The line containing "Read all visible content and emit it as JSON." marks where to begin; quote it and every line after it through the end of the data, exactly as written.

= Data listing =

══════

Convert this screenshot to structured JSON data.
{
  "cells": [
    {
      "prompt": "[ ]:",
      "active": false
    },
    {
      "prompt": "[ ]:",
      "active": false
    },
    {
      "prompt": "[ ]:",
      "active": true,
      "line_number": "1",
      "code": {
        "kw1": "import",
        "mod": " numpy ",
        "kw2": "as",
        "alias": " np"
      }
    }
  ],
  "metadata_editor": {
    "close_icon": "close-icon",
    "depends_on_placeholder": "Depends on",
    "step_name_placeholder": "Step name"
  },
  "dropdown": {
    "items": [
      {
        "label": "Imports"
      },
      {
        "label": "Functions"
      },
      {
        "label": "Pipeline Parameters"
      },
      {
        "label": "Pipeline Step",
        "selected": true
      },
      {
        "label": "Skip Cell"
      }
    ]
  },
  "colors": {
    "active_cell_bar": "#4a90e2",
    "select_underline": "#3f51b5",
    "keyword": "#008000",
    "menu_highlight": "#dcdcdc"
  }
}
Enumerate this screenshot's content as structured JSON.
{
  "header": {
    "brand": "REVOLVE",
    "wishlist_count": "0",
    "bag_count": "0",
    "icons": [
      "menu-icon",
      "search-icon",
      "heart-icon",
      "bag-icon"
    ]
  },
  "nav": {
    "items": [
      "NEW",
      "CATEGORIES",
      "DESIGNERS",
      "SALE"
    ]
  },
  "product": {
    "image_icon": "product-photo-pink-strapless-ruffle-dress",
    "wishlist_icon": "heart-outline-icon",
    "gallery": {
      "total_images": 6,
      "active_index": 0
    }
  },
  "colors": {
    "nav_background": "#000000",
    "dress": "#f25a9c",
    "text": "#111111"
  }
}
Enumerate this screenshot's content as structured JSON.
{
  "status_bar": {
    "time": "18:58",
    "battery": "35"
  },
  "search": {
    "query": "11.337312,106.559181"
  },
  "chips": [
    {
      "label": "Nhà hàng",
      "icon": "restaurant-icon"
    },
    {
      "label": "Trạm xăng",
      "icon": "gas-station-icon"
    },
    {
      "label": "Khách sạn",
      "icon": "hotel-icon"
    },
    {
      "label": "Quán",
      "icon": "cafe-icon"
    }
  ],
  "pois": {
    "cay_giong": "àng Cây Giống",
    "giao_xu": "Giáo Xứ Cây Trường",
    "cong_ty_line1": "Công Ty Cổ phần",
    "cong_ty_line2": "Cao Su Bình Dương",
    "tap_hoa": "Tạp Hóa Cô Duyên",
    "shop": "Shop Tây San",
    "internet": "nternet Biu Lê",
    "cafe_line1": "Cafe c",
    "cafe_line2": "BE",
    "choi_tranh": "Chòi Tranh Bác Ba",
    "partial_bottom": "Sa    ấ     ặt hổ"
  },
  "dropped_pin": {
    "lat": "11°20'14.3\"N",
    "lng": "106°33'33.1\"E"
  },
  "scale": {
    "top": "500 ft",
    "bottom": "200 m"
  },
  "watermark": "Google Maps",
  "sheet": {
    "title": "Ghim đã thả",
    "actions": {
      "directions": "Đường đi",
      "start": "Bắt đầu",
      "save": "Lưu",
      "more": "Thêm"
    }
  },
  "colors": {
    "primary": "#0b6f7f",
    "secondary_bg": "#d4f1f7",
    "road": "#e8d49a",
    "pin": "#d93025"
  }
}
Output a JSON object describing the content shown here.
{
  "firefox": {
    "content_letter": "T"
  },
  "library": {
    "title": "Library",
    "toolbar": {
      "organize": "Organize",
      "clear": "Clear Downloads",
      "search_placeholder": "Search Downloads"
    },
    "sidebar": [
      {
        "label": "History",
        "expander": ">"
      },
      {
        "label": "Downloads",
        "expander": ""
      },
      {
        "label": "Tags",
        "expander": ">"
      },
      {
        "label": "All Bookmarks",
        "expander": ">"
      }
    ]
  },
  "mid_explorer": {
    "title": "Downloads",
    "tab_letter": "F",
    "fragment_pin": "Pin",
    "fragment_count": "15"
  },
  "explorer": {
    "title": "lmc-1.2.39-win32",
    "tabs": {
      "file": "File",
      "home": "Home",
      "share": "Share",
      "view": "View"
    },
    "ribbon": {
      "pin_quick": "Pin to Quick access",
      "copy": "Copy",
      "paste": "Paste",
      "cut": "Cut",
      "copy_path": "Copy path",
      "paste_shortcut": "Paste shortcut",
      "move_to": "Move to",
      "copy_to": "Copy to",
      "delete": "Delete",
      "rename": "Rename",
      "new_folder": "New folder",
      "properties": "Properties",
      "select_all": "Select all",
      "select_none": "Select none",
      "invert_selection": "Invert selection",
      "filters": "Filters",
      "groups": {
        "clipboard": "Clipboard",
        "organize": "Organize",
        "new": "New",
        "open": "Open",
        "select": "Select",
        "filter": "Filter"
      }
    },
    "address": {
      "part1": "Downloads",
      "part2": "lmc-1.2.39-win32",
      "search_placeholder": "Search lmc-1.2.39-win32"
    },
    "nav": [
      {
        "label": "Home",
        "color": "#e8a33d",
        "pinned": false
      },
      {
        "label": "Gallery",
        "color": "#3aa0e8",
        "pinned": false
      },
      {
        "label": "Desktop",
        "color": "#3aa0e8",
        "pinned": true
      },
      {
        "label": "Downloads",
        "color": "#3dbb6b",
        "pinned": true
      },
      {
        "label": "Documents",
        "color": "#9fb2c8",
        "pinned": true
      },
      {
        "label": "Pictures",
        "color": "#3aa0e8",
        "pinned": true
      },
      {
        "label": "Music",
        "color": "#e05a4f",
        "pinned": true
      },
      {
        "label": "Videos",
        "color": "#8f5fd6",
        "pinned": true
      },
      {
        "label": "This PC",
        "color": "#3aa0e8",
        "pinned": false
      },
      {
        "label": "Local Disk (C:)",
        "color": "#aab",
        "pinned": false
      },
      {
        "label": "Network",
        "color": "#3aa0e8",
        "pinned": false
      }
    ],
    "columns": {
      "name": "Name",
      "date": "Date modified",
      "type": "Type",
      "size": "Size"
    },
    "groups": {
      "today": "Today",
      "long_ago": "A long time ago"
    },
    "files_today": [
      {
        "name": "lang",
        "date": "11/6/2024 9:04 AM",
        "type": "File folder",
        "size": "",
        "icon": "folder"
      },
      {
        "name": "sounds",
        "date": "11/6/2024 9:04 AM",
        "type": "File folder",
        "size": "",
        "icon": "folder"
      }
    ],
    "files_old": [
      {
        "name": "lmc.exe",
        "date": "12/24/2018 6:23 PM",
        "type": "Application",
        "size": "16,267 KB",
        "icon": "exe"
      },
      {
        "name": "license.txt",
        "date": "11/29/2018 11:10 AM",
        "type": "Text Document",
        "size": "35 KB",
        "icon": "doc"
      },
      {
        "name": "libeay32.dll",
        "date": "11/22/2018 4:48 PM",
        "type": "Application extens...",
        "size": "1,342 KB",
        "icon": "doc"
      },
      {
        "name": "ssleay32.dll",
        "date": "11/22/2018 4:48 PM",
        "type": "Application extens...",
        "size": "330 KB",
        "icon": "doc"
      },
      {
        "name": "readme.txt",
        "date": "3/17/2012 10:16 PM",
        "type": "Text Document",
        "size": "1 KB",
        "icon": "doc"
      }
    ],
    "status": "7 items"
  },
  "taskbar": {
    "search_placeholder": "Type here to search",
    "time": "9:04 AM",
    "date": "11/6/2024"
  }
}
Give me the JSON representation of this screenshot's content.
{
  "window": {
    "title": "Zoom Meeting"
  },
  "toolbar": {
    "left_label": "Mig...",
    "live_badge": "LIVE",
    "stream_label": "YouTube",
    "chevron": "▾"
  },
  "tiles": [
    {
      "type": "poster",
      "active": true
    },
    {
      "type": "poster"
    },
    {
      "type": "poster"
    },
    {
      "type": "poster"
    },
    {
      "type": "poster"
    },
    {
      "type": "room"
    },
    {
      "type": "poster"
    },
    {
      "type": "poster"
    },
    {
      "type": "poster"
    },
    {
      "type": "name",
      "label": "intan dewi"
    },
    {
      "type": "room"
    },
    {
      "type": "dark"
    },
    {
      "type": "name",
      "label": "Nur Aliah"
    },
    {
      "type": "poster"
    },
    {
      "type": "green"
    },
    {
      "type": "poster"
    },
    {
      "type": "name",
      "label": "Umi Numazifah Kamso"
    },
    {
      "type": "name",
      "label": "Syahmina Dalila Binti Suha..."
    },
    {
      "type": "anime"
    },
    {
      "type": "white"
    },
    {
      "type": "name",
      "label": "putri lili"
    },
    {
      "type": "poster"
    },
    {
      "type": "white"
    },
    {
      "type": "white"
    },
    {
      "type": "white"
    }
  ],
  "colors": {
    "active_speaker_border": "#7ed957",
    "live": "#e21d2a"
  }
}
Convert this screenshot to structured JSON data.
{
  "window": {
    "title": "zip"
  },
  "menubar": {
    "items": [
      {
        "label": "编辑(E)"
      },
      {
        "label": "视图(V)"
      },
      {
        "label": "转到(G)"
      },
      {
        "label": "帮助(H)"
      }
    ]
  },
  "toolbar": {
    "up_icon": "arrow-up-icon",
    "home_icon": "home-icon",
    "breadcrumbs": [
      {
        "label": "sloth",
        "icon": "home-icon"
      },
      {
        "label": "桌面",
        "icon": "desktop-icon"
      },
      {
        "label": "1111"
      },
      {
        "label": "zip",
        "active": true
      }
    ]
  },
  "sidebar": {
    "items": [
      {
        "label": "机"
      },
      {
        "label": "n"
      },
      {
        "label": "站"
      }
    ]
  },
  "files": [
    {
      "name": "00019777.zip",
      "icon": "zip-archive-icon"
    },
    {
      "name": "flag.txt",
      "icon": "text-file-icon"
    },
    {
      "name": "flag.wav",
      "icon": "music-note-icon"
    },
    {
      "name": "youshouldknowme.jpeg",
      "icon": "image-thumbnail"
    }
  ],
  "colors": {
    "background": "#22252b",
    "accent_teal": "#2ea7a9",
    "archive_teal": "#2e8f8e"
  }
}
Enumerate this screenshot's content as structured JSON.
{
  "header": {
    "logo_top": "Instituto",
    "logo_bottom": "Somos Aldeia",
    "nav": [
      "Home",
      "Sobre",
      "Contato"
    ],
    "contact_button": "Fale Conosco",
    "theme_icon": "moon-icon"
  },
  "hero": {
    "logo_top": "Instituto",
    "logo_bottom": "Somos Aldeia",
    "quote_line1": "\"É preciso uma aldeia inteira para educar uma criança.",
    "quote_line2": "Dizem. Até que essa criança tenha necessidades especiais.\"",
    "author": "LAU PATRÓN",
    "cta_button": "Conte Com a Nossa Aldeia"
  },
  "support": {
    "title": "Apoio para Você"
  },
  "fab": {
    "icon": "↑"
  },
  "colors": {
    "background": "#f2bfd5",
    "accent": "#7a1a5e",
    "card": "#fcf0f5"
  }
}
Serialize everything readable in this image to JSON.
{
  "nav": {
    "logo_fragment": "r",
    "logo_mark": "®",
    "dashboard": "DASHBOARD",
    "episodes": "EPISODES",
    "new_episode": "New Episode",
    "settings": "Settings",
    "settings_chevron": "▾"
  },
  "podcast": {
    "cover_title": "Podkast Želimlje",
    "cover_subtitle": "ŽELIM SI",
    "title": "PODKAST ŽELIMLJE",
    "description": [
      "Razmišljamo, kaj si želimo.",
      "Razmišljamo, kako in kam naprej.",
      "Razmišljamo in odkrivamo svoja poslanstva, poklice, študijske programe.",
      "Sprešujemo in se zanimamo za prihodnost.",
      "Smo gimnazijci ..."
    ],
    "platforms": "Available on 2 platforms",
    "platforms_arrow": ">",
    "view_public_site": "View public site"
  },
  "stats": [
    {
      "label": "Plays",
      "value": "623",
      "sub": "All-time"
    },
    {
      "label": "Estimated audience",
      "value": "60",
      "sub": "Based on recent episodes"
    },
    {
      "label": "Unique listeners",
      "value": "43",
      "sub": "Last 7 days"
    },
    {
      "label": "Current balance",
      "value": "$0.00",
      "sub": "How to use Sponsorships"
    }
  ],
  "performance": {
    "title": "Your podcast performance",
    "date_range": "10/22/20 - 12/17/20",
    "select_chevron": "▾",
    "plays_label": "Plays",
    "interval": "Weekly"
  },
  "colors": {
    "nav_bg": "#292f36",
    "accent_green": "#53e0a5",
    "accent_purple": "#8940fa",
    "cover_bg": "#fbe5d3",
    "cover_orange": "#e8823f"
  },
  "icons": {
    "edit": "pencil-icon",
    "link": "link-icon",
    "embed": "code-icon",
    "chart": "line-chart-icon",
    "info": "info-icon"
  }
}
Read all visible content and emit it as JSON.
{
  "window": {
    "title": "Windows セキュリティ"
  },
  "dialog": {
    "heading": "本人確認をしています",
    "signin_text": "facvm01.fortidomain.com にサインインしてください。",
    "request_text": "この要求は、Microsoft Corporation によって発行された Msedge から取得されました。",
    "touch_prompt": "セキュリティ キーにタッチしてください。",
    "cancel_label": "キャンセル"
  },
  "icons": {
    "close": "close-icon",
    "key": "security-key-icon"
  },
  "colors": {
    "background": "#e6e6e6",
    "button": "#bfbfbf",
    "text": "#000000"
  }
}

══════

= Solution to the exercise =
Read all visible content and emit it as JSON.
{
  "window": {
    "title": "Windows セキュリティ"
  },
  "dialog": {
    "heading": "本人確認をしています",
    "signin_text": "facvm01.fortidomain.com にサインインしてください。",
    "request_text": "この要求は、Microsoft Corporation によって発行された Msedge から取得されました。",
    "touch_prompt": "セキュリティ キーにタッチしてください。",
    "cancel_label": "キャンセル"
  },
  "icons": {
    "close": "close-icon",
    "key": "security-key-icon"
  },
  "colors": {
    "background": "#e6e6e6",
    "button": "#bfbfbf",
    "text": "#000000"
  }
}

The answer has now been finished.